Native Americans – Delaware, Shawnee, Mingo, Iroquois – flourished in the early history of Centre County, planting the valleys in corn and squash, and hunting in the ridges. Their paths through the valleys and the water gaps were linked to paths extending to the Susquehanna and the Allegheny River systems. County place names suggest this early history. Some examples: the legend of Princess Nita-nee has provided the names for Nittany Valley and Nittany Mountain; Chief Bald Eagle’s principal camp was near Milesburg, resulting in the naming of Bald Eagle Creek, Bald Eagle Mountain, and Bald Eagle Valley; and Chief Logan is referenced by Logan Branch of Spring Creek and Logan Gap.
Original Land Warrants

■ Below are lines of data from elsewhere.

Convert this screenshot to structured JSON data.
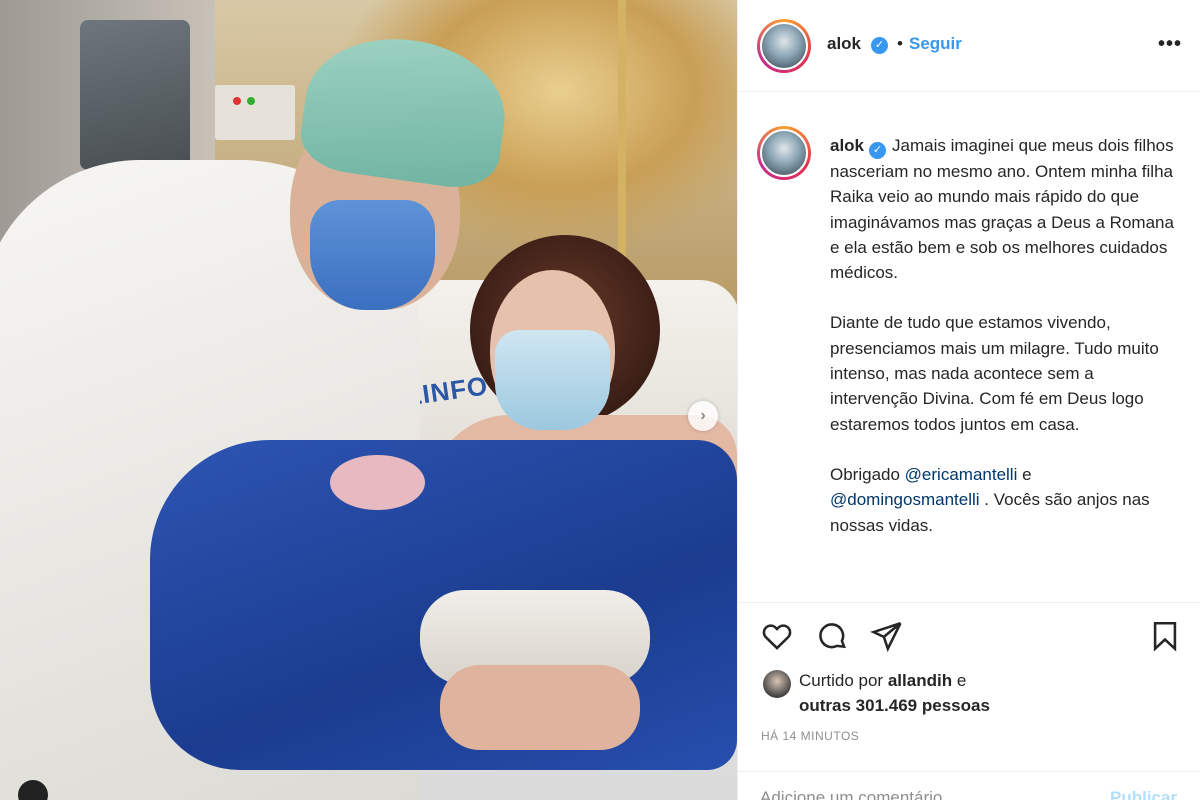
{
  "post": {
    "username": "alok",
    "verified_icon": "verified-badge-icon",
    "separator": "•",
    "follow_label": "Seguir",
    "more_label": "•••",
    "carousel_next": "›",
    "pillow_text": "ZINFOVS DR"
  },
  "caption": {
    "username": "alok",
    "paragraphs": [
      "Jamais imaginei que meus dois filhos nasceriam no mesmo ano. Ontem minha filha Raika veio ao mundo mais rápido do que imaginávamos mas graças a Deus a Romana e ela estão bem e sob os melhores cuidados médicos.",
      "Diante de tudo que estamos vivendo, presenciamos mais um milagre. Tudo muito intenso, mas nada acontece sem a intervenção Divina. Com fé em Deus logo estaremos todos juntos em casa."
    ],
    "thanks_prefix": "Obrigado",
    "mention_1": "@ericamantelli",
    "conjunction": "e",
    "mention_2": "@domingosmantelli",
    "thanks_suffix": ". Vocês são anjos nas nossas vidas."
  },
  "actions": {
    "like_icon": "heart-icon",
    "comment_icon": "comment-icon",
    "share_icon": "share-icon",
    "save_icon": "bookmark-icon"
  },
  "likes": {
    "prefix": "Curtido por",
    "user": "allandih",
    "connector": "e",
    "others": "outras 301.469 pessoas"
  },
  "timestamp": "HÁ 14 MINUTOS",
  "comment": {
    "placeholder": "Adicione um comentário...",
    "publish_label": "Publicar"
  },
  "colors": {
    "accent": "#3897f0",
    "mention": "#00376b",
    "muted": "#8e8e8e",
    "publish_disabled": "#b2dffc"
  }
}
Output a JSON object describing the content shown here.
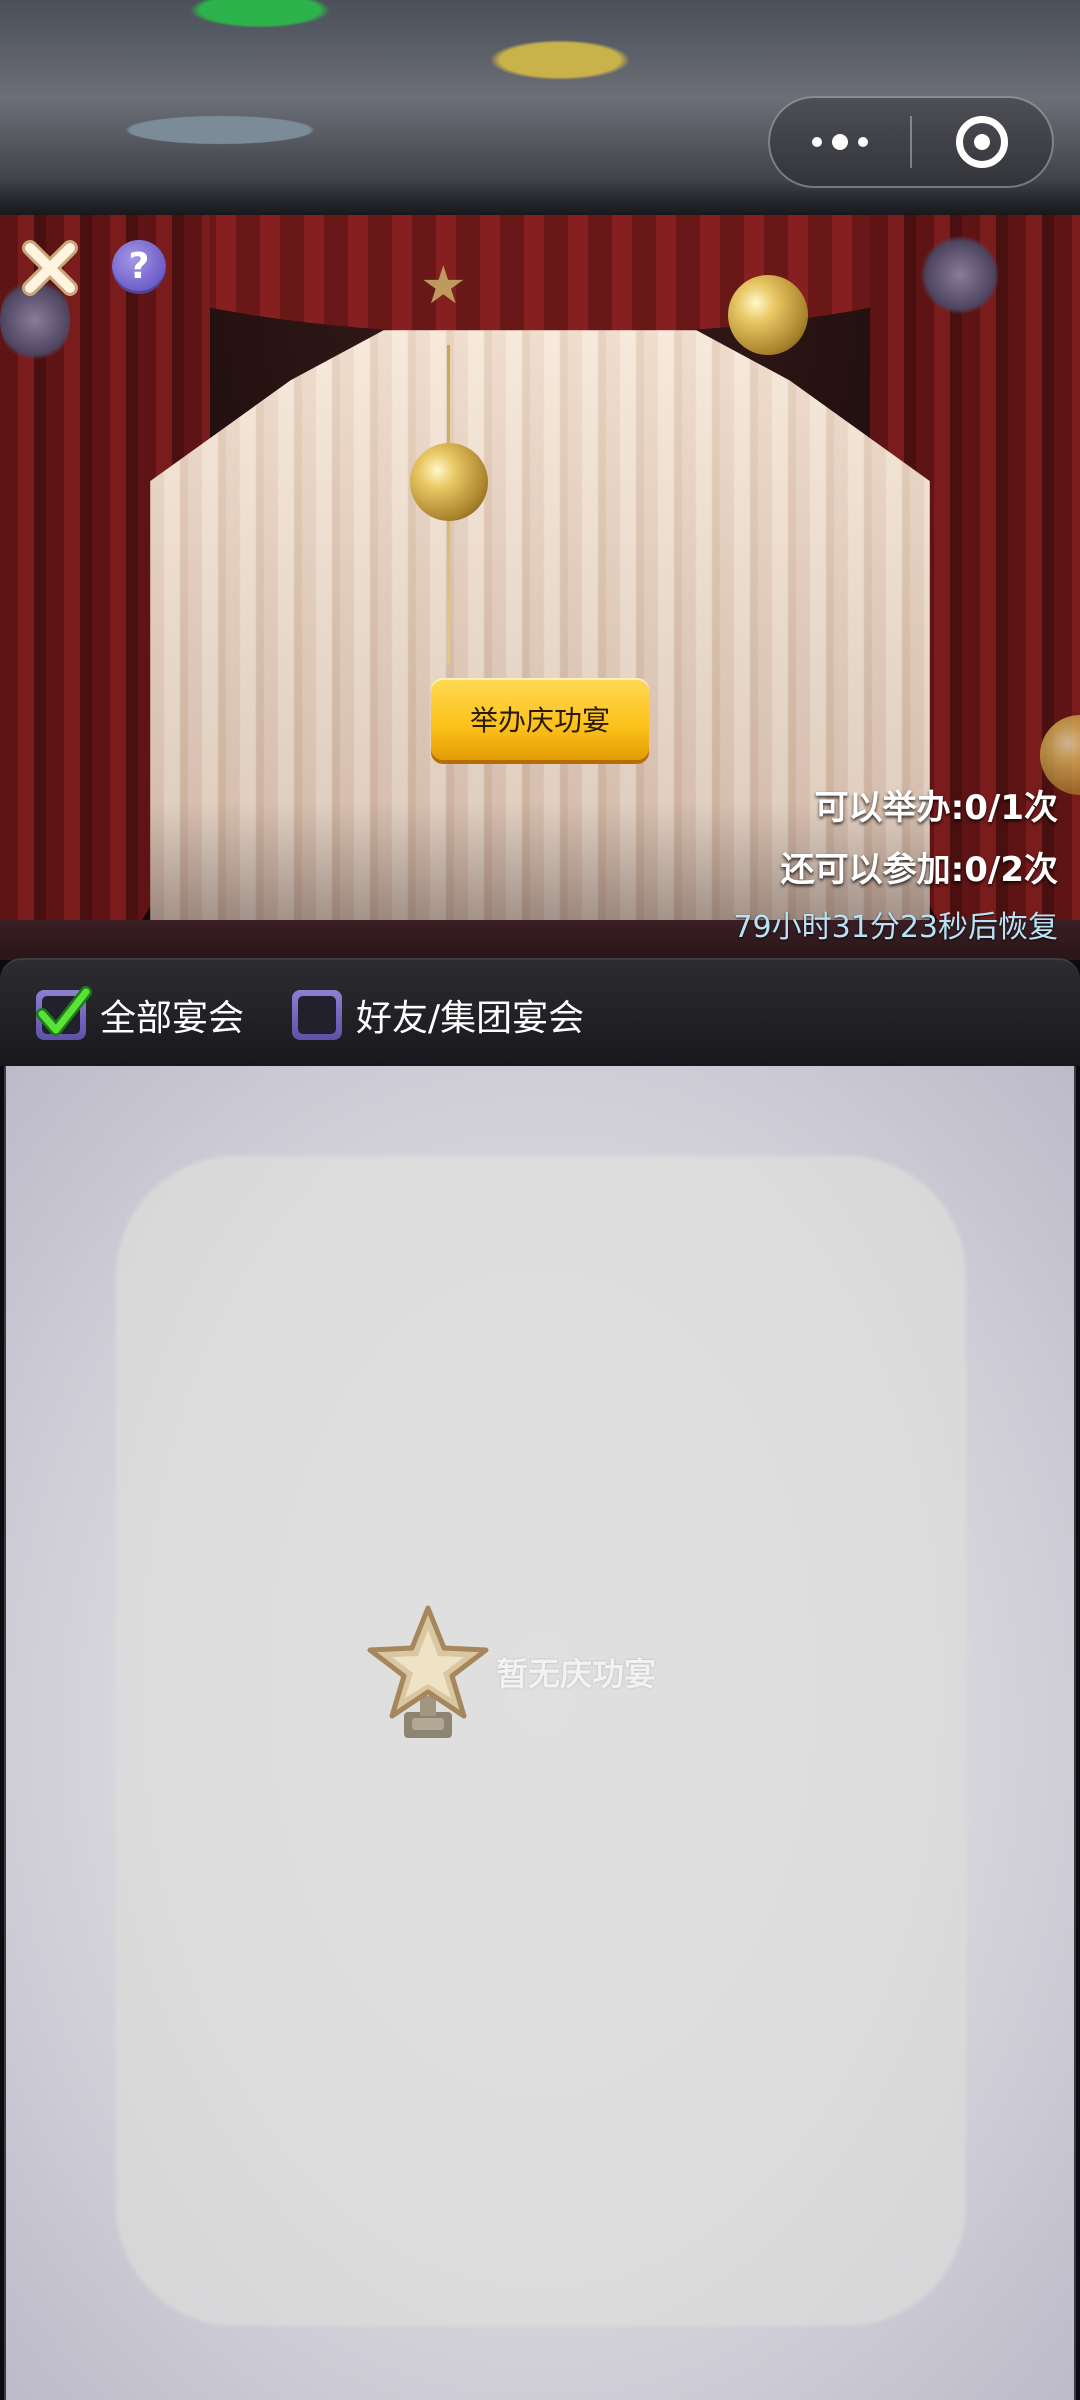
{
  "capsule": {
    "more_icon": "more-dots-icon",
    "close_icon": "target-circle-icon"
  },
  "panel": {
    "close_icon": "close-x-icon",
    "help": "?",
    "host_button": "举办庆功宴",
    "stats": {
      "can_host": "可以举办:0/1次",
      "can_join": "还可以参加:0/2次",
      "recover": "79小时31分23秒后恢复"
    }
  },
  "filters": {
    "all": {
      "label": "全部宴会",
      "checked": true
    },
    "friends": {
      "label": "好友/集团宴会",
      "checked": false
    }
  },
  "list": {
    "empty_text": "暂无庆功宴",
    "empty_icon": "star-trophy-icon"
  },
  "colors": {
    "accent_button": "#fcc11a",
    "checkbox": "#6a5cc7",
    "recover_text": "#b9e2f5"
  }
}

The documented history of Centre County began with the original land warrants, legal documents conveying William Penn’s domain to private owners. Penn had repurchased from resident tribes, land given him by the King of England. Penn allowed a white settler to choose an open piece of land, obtain a warrant for it, have it surveyed and patented as previously unowned, and then record it in the land office for a few shillings an acre. This process, which reflected Penn’s faith in fairness and initiative, resulted in a jigsaw pattern of warrant boundaries. Many are still evident in fence lines, property lines, and roads, and represent the first layer of the modern cultural landscape of Centre County.
Centre County was part of the frontier that divided settled and unsettled land at the time of the American Revolution. Many local warrants date to this time. By limiting claims to 400 acres for any one person, the warrant process was intended to favor poor settlers. However, Penn and his descendants took prime land as “Manors,” consisting of 1/10th of any new land opened to warranting. Merchants, speculators, and military officers claimed multiple warrants under their own names and those of relatives and friends. Most settlers, predominantly Scotch-Irish and German, bought land already warranted or took out later, “junior,” warrants on tracts where they had squatted.
The First Settlers
Using rivers, creeks, and the paths that had been established by Native Americans, the earliest settlers moved east and west into the valleys. James Potter, the first to record his exploration of the area, followed the West Branch of the Susquehanna upriver from Sunbury to Bald Eagle Creek in 1764. At its junction with Spring Creek, Potter headed south into unfamiliar land. Reaching the approximate place where Bellefonte now stands, he continued along an Indian trail to the edge of Nittany Mountain and crossed through the mountain, perhaps at Black Hawk Gap west of Centre Hall. As he overlooked Penns Valley for the first time he is reported to have exclaimed to his traveling companion, “My Heavens, Thompson, I have discovered an empire.” Through an accumulation of warrants he acquired that empire, and built a fortified log home near Old Fort in 1774.
The first white settler emigrant to this area was Andrew Boggs, who settled in 1769 in present day Milesburg, near the junction of Spring and Bald Eagle Creeks. In 1775, Reverend Philip Vickers Fithian, a young Presbyterian minister from Princeton who was touring frontier settlements, wrote a vivid account of frontier life at the Boggs and Potter homes.